> **MATERIAL FOR THE TASK**
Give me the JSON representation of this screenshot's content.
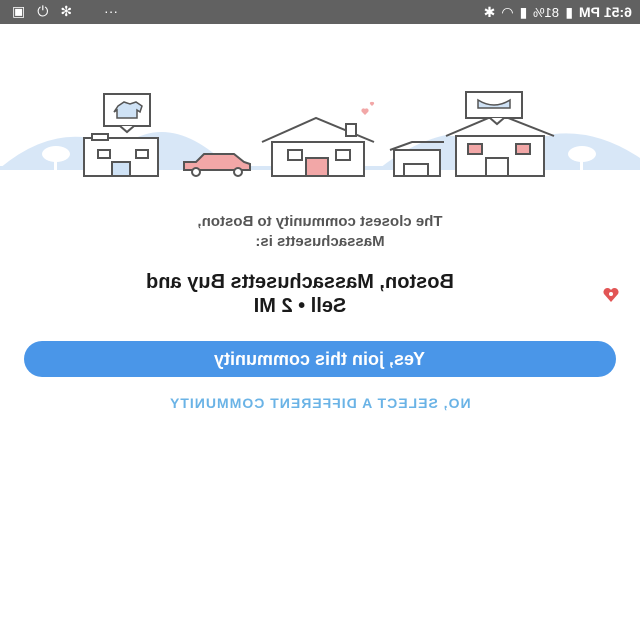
{
  "status_bar": {
    "time": "6:51 PM",
    "battery_percent": "81%",
    "glyph_wifi": "wifi-icon",
    "glyph_signal": "signal-icon",
    "glyph_bluetooth": "bluetooth-icon",
    "glyph_battery": "battery-icon",
    "glyph_more": "more-dots-icon",
    "glyph_fan": "fan-icon",
    "glyph_power": "power-icon",
    "glyph_photo": "photo-icon"
  },
  "intro": {
    "line1": "The closest community to Boston,",
    "line2": "Massachusetts is:"
  },
  "community": {
    "name_line1": "Boston, Massachusetts Buy and",
    "name_line2": "Sell • 2 MI"
  },
  "actions": {
    "join_label": "Yes, join this community",
    "different_label": "NO, SELECT A DIFFERENT COMMUNITY"
  },
  "colors": {
    "primary": "#4a96e8",
    "link": "#6ab3e6",
    "hill": "#d8e7f7",
    "accent_pink": "#f2a7a7",
    "heart": "#e25555"
  }
}
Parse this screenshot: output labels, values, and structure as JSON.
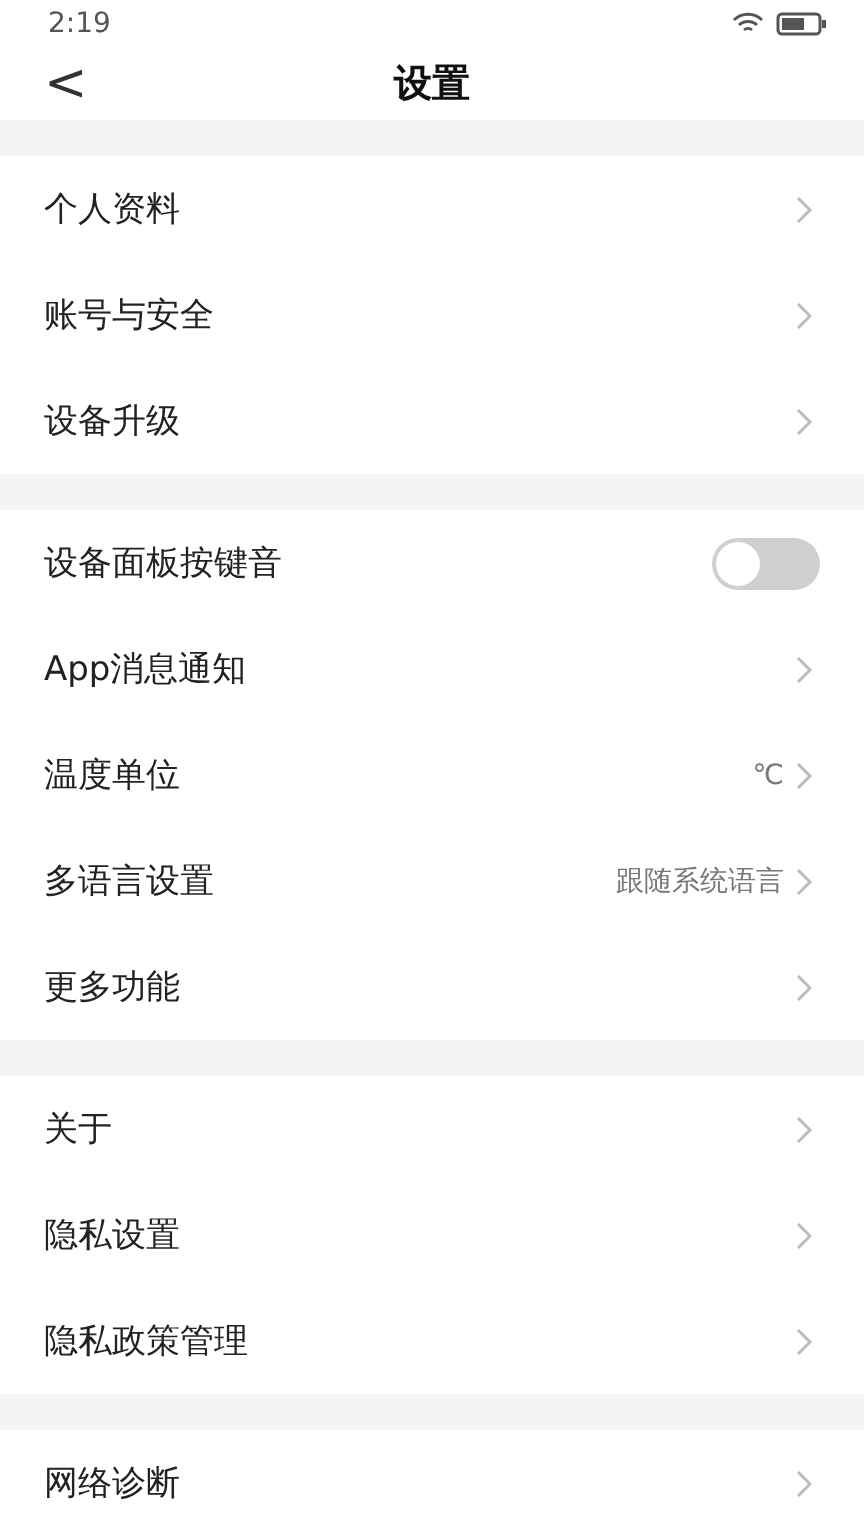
{
  "status_bar": {
    "time": "2:19"
  },
  "header": {
    "back": "<",
    "title": "设置"
  },
  "sections": [
    {
      "items": [
        {
          "kind": "link",
          "label": "个人资料"
        },
        {
          "kind": "link",
          "label": "账号与安全"
        },
        {
          "kind": "link",
          "label": "设备升级"
        }
      ]
    },
    {
      "items": [
        {
          "kind": "switch",
          "label": "设备面板按键音",
          "on": false
        },
        {
          "kind": "link",
          "label": "App消息通知"
        },
        {
          "kind": "link",
          "label": "温度单位",
          "value": "℃"
        },
        {
          "kind": "link",
          "label": "多语言设置",
          "value": "跟随系统语言"
        },
        {
          "kind": "link",
          "label": "更多功能"
        }
      ]
    },
    {
      "items": [
        {
          "kind": "link",
          "label": "关于"
        },
        {
          "kind": "link",
          "label": "隐私设置"
        },
        {
          "kind": "link",
          "label": "隐私政策管理"
        }
      ]
    },
    {
      "items": [
        {
          "kind": "link",
          "label": "网络诊断"
        }
      ]
    }
  ]
}
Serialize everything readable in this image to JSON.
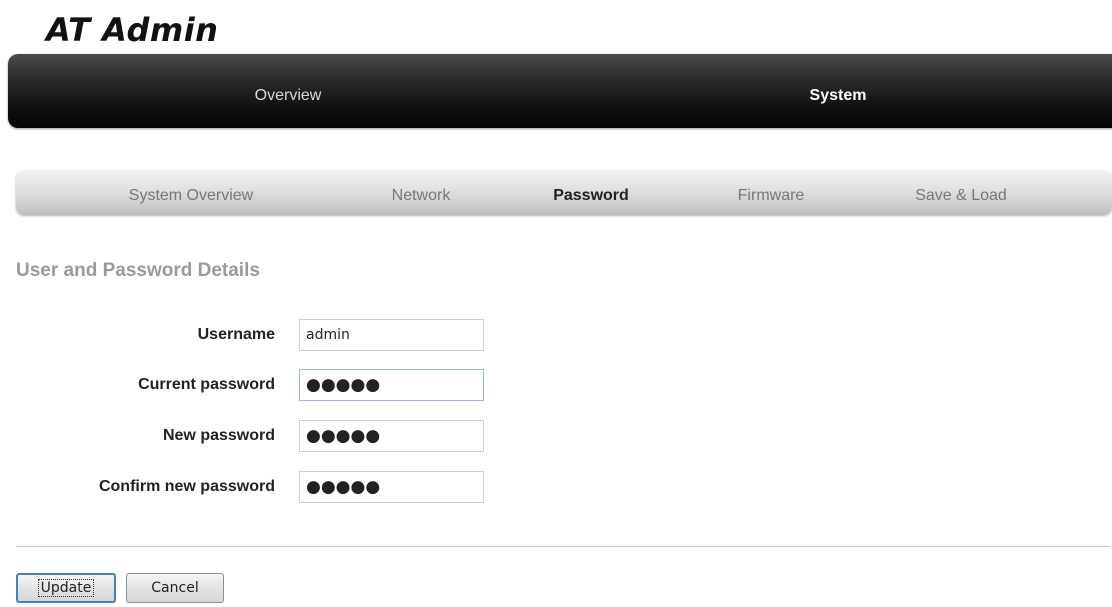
{
  "app": {
    "title": "AT Admin"
  },
  "main_nav": {
    "items": [
      {
        "label": "Overview",
        "active": false
      },
      {
        "label": "System",
        "active": true
      }
    ]
  },
  "sub_nav": {
    "items": [
      {
        "label": "System Overview",
        "active": false
      },
      {
        "label": "Network",
        "active": false
      },
      {
        "label": "Password",
        "active": true
      },
      {
        "label": "Firmware",
        "active": false
      },
      {
        "label": "Save & Load",
        "active": false
      }
    ]
  },
  "form": {
    "title": "User and Password Details",
    "fields": {
      "username": {
        "label": "Username",
        "value": "admin"
      },
      "current_password": {
        "label": "Current password",
        "value": "●●●●●"
      },
      "new_password": {
        "label": "New password",
        "value": "●●●●●"
      },
      "confirm_password": {
        "label": "Confirm new password",
        "value": "●●●●●"
      }
    }
  },
  "buttons": {
    "update": "Update",
    "cancel": "Cancel"
  },
  "colors": {
    "main_nav_bg": "#111111",
    "sub_nav_bg": "#d8d8d8",
    "section_title": "#9a9a9a",
    "focus_border": "#9ab7d6"
  }
}
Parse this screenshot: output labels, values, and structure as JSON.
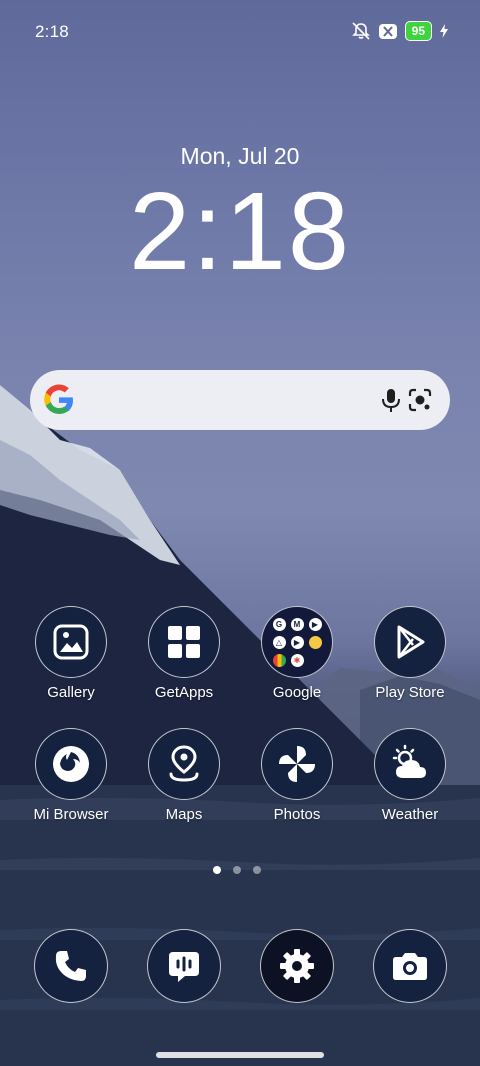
{
  "status_bar": {
    "time": "2:18",
    "battery": "95",
    "icons": [
      "mute-icon",
      "no-sim-icon",
      "charging-icon"
    ]
  },
  "clock_widget": {
    "date": "Mon, Jul 20",
    "time": "2:18"
  },
  "search_bar": {
    "icons": [
      "google-logo-icon",
      "mic-icon",
      "lens-icon"
    ]
  },
  "apps": [
    {
      "label": "Gallery",
      "icon": "gallery-icon"
    },
    {
      "label": "GetApps",
      "icon": "getapps-icon"
    },
    {
      "label": "Google",
      "icon": "folder-icon"
    },
    {
      "label": "Play Store",
      "icon": "play-store-icon"
    },
    {
      "label": "Mi Browser",
      "icon": "browser-icon"
    },
    {
      "label": "Maps",
      "icon": "maps-icon"
    },
    {
      "label": "Photos",
      "icon": "photos-icon"
    },
    {
      "label": "Weather",
      "icon": "weather-icon"
    }
  ],
  "folder_mini_labels": [
    "G",
    "M",
    "▶",
    "△",
    "▶",
    "",
    "",
    "✱"
  ],
  "dock": [
    {
      "icon": "phone-icon"
    },
    {
      "icon": "messages-icon"
    },
    {
      "icon": "settings-icon"
    },
    {
      "icon": "camera-icon"
    }
  ],
  "page_indicator": {
    "pages": 3,
    "current": 1
  },
  "colors": {
    "icon_bg": "#14213f",
    "battery": "#3fd33f",
    "search_bg": "#eceef4"
  }
}
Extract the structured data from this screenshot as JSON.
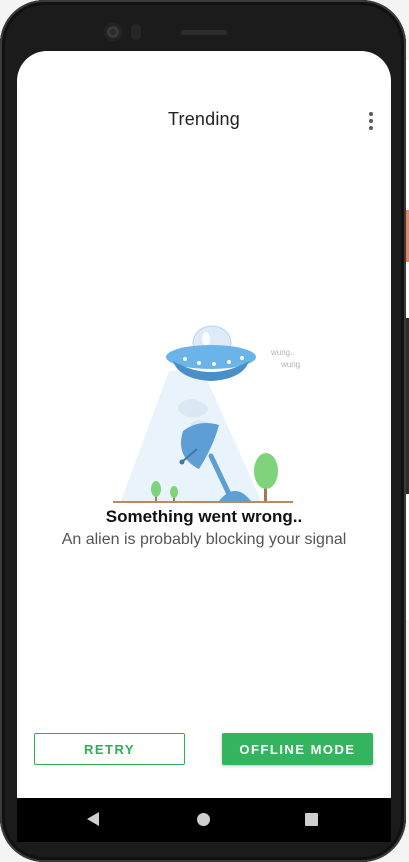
{
  "app_bar": {
    "title": "Trending",
    "menu_icon": "more-vertical-icon"
  },
  "illustration": {
    "name": "ufo-abducting-satellite-dish",
    "caption_1": "wung..",
    "caption_2": "wung.."
  },
  "error": {
    "title": "Something went wrong..",
    "subtitle": "An alien is probably blocking your signal"
  },
  "actions": {
    "retry_label": "RETRY",
    "offline_label": "OFFLINE MODE"
  },
  "system_nav": {
    "back_icon": "back-triangle-icon",
    "home_icon": "home-circle-icon",
    "recents_icon": "recents-square-icon"
  },
  "colors": {
    "accent_green": "#34b45e",
    "ufo_blue": "#6ab4ea",
    "tree_green": "#7fd37a"
  }
}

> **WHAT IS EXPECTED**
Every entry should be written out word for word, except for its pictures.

> **TASK RESULT**
Give me the JSON representation of this screenshot's content.
{
  "status_bar": {
    "time": "6:51 PM",
    "battery_percent": "81%",
    "glyph_wifi": "wifi-icon",
    "glyph_signal": "signal-icon",
    "glyph_bluetooth": "bluetooth-icon",
    "glyph_battery": "battery-icon",
    "glyph_more": "more-dots-icon",
    "glyph_fan": "fan-icon",
    "glyph_power": "power-icon",
    "glyph_photo": "photo-icon"
  },
  "intro": {
    "line1": "The closest community to Boston,",
    "line2": "Massachusetts is:"
  },
  "community": {
    "name_line1": "Boston, Massachusetts Buy and",
    "name_line2": "Sell • 2 MI"
  },
  "actions": {
    "join_label": "Yes, join this community",
    "different_label": "NO, SELECT A DIFFERENT COMMUNITY"
  },
  "colors": {
    "primary": "#4a96e8",
    "link": "#6ab3e6",
    "hill": "#d8e7f7",
    "accent_pink": "#f2a7a7",
    "heart": "#e25555"
  }
}
Parse this screenshot: output labels, values, and structure as JSON.
{
  "status_bar": {
    "time": "2:19"
  },
  "header": {
    "back": "<",
    "title": "设置"
  },
  "sections": [
    {
      "items": [
        {
          "kind": "link",
          "label": "个人资料"
        },
        {
          "kind": "link",
          "label": "账号与安全"
        },
        {
          "kind": "link",
          "label": "设备升级"
        }
      ]
    },
    {
      "items": [
        {
          "kind": "switch",
          "label": "设备面板按键音",
          "on": false
        },
        {
          "kind": "link",
          "label": "App消息通知"
        },
        {
          "kind": "link",
          "label": "温度单位",
          "value": "℃"
        },
        {
          "kind": "link",
          "label": "多语言设置",
          "value": "跟随系统语言"
        },
        {
          "kind": "link",
          "label": "更多功能"
        }
      ]
    },
    {
      "items": [
        {
          "kind": "link",
          "label": "关于"
        },
        {
          "kind": "link",
          "label": "隐私设置"
        },
        {
          "kind": "link",
          "label": "隐私政策管理"
        }
      ]
    },
    {
      "items": [
        {
          "kind": "link",
          "label": "网络诊断"
        }
      ]
    }
  ]
}
Serialize everything readable in this image to JSON.
{
  "app": {
    "title": "AT Admin"
  },
  "main_nav": {
    "items": [
      {
        "label": "Overview",
        "active": false
      },
      {
        "label": "System",
        "active": true
      }
    ]
  },
  "sub_nav": {
    "items": [
      {
        "label": "System Overview",
        "active": false
      },
      {
        "label": "Network",
        "active": false
      },
      {
        "label": "Password",
        "active": true
      },
      {
        "label": "Firmware",
        "active": false
      },
      {
        "label": "Save & Load",
        "active": false
      }
    ]
  },
  "form": {
    "title": "User and Password Details",
    "fields": {
      "username": {
        "label": "Username",
        "value": "admin"
      },
      "current_password": {
        "label": "Current password",
        "value": "●●●●●"
      },
      "new_password": {
        "label": "New password",
        "value": "●●●●●"
      },
      "confirm_password": {
        "label": "Confirm new password",
        "value": "●●●●●"
      }
    }
  },
  "buttons": {
    "update": "Update",
    "cancel": "Cancel"
  },
  "colors": {
    "main_nav_bg": "#111111",
    "sub_nav_bg": "#d8d8d8",
    "section_title": "#9a9a9a",
    "focus_border": "#9ab7d6"
  }
}
Parse this screenshot: output labels, values, and structure as JSON.
{
  "status_bar": {
    "time": "2:18",
    "battery": "95",
    "icons": [
      "mute-icon",
      "no-sim-icon",
      "charging-icon"
    ]
  },
  "clock_widget": {
    "date": "Mon, Jul 20",
    "time": "2:18"
  },
  "search_bar": {
    "icons": [
      "google-logo-icon",
      "mic-icon",
      "lens-icon"
    ]
  },
  "apps": [
    {
      "label": "Gallery",
      "icon": "gallery-icon"
    },
    {
      "label": "GetApps",
      "icon": "getapps-icon"
    },
    {
      "label": "Google",
      "icon": "folder-icon"
    },
    {
      "label": "Play Store",
      "icon": "play-store-icon"
    },
    {
      "label": "Mi Browser",
      "icon": "browser-icon"
    },
    {
      "label": "Maps",
      "icon": "maps-icon"
    },
    {
      "label": "Photos",
      "icon": "photos-icon"
    },
    {
      "label": "Weather",
      "icon": "weather-icon"
    }
  ],
  "folder_mini_labels": [
    "G",
    "M",
    "▶",
    "△",
    "▶",
    "",
    "",
    "✱"
  ],
  "dock": [
    {
      "icon": "phone-icon"
    },
    {
      "icon": "messages-icon"
    },
    {
      "icon": "settings-icon"
    },
    {
      "icon": "camera-icon"
    }
  ],
  "page_indicator": {
    "pages": 3,
    "current": 1
  },
  "colors": {
    "icon_bg": "#14213f",
    "battery": "#3fd33f",
    "search_bg": "#eceef4"
  }
}
Extract the structured data from this screenshot as JSON.
{
  "app_bar": {
    "title": "Trending",
    "menu_icon": "more-vertical-icon"
  },
  "illustration": {
    "name": "ufo-abducting-satellite-dish",
    "caption_1": "wung..",
    "caption_2": "wung.."
  },
  "error": {
    "title": "Something went wrong..",
    "subtitle": "An alien is probably blocking your signal"
  },
  "actions": {
    "retry_label": "RETRY",
    "offline_label": "OFFLINE MODE"
  },
  "system_nav": {
    "back_icon": "back-triangle-icon",
    "home_icon": "home-circle-icon",
    "recents_icon": "recents-square-icon"
  },
  "colors": {
    "accent_green": "#34b45e",
    "ufo_blue": "#6ab4ea",
    "tree_green": "#7fd37a"
  }
}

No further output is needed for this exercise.